*Dataset rows for apps and sites*
_ _ _ _ _ _ _

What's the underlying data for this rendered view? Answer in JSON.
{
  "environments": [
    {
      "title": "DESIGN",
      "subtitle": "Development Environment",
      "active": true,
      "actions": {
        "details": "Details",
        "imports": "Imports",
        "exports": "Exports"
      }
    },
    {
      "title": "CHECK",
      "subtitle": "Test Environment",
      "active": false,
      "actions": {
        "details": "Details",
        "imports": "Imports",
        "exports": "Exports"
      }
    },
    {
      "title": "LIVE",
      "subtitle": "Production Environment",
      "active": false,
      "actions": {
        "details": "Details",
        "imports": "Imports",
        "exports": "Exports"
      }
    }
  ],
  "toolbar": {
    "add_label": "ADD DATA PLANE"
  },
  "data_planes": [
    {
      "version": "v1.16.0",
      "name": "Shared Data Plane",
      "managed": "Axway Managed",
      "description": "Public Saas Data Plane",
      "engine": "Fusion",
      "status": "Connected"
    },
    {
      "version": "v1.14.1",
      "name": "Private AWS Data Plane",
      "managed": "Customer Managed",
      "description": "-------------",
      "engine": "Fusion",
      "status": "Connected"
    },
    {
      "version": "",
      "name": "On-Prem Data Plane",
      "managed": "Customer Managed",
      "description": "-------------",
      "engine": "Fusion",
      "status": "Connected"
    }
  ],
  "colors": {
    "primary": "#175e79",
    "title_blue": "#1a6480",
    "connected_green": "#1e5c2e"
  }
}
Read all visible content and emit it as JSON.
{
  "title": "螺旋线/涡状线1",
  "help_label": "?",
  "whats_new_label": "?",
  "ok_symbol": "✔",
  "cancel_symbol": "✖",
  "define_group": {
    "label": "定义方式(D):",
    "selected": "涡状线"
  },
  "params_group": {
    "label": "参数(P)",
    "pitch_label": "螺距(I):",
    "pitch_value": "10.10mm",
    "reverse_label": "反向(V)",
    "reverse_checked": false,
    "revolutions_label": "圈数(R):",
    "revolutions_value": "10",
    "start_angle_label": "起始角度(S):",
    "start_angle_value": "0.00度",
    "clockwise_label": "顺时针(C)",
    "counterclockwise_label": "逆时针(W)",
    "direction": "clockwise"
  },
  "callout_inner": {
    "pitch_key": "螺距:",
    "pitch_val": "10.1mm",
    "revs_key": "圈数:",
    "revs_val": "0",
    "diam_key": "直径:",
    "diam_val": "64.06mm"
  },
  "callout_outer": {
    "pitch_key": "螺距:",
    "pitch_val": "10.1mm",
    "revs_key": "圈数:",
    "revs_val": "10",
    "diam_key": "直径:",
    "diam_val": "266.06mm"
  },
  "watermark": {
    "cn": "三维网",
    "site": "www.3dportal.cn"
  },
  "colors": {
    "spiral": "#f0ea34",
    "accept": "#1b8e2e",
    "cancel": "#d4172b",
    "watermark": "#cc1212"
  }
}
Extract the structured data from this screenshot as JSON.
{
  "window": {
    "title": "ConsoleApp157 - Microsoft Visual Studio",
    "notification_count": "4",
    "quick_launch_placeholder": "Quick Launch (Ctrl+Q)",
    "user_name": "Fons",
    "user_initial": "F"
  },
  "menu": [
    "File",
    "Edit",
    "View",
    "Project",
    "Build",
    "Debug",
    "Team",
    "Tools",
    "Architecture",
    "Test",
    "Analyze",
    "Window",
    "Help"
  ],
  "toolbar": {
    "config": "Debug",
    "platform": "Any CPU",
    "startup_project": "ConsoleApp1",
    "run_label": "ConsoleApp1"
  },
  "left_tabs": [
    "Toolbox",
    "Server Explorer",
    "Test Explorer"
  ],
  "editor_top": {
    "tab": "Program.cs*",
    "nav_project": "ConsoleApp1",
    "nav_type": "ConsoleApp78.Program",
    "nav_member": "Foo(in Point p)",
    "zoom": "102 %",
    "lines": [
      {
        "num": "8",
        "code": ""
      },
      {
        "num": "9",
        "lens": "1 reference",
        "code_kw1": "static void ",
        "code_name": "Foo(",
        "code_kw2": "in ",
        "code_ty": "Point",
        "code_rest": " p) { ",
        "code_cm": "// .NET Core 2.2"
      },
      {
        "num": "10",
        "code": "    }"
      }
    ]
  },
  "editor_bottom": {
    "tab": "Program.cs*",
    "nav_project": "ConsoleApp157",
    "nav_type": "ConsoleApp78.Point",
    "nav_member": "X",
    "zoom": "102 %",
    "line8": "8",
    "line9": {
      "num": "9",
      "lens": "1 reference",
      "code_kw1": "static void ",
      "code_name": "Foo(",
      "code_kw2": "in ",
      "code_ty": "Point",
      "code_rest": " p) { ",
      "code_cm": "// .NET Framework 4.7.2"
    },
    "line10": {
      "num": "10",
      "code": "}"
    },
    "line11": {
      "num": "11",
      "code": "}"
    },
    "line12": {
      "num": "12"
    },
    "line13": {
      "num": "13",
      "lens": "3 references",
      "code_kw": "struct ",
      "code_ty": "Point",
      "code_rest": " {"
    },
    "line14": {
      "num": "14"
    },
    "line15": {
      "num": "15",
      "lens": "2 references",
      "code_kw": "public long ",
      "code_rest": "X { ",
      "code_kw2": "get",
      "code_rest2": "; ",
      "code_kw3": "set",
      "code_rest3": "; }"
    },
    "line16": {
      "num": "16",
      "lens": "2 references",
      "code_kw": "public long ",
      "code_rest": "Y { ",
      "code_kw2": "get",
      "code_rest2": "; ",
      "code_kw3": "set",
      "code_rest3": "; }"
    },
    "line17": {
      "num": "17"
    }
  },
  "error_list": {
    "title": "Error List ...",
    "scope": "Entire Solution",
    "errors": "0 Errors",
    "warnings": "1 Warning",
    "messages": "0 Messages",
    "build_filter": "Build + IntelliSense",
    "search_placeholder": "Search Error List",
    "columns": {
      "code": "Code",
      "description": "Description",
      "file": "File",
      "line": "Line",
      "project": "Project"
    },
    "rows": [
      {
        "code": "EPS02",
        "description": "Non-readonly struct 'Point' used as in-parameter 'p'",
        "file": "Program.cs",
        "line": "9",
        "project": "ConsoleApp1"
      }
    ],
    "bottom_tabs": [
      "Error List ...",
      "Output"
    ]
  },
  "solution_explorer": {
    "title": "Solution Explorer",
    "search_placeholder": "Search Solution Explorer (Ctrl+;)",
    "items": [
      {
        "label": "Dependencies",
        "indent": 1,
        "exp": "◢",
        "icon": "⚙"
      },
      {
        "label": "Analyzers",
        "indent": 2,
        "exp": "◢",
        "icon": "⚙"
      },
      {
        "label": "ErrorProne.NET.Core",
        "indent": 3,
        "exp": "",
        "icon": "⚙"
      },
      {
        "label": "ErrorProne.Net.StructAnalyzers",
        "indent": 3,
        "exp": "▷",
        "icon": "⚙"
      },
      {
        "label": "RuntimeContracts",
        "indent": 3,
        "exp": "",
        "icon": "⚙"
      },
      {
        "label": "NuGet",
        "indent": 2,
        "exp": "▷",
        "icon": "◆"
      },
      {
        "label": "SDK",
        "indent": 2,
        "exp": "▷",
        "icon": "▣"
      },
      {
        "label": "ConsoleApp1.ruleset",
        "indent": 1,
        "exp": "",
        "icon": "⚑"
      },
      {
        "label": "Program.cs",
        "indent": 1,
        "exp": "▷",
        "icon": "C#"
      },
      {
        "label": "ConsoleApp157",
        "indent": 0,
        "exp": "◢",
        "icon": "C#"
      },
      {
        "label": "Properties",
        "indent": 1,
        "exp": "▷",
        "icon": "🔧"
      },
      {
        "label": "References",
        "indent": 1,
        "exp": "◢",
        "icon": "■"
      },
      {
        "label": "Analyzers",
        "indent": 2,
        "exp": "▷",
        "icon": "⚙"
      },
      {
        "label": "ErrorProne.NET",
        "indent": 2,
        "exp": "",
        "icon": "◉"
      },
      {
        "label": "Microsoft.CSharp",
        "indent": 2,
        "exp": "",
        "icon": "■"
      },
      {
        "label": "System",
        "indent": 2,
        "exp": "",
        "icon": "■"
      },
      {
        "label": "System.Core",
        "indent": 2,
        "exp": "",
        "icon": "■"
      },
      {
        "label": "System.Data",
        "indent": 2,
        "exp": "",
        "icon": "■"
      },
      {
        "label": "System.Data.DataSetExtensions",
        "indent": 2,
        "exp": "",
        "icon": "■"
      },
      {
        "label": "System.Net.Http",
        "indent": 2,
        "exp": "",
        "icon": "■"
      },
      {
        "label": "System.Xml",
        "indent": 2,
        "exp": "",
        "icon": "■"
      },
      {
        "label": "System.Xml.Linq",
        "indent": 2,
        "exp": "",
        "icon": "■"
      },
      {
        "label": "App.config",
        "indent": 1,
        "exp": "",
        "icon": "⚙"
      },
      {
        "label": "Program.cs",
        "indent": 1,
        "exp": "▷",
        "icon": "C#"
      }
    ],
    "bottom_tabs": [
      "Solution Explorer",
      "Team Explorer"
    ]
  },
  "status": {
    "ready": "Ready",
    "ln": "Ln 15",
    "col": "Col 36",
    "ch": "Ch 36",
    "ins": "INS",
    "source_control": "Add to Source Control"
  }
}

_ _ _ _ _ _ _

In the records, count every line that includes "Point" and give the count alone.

*Task output*
6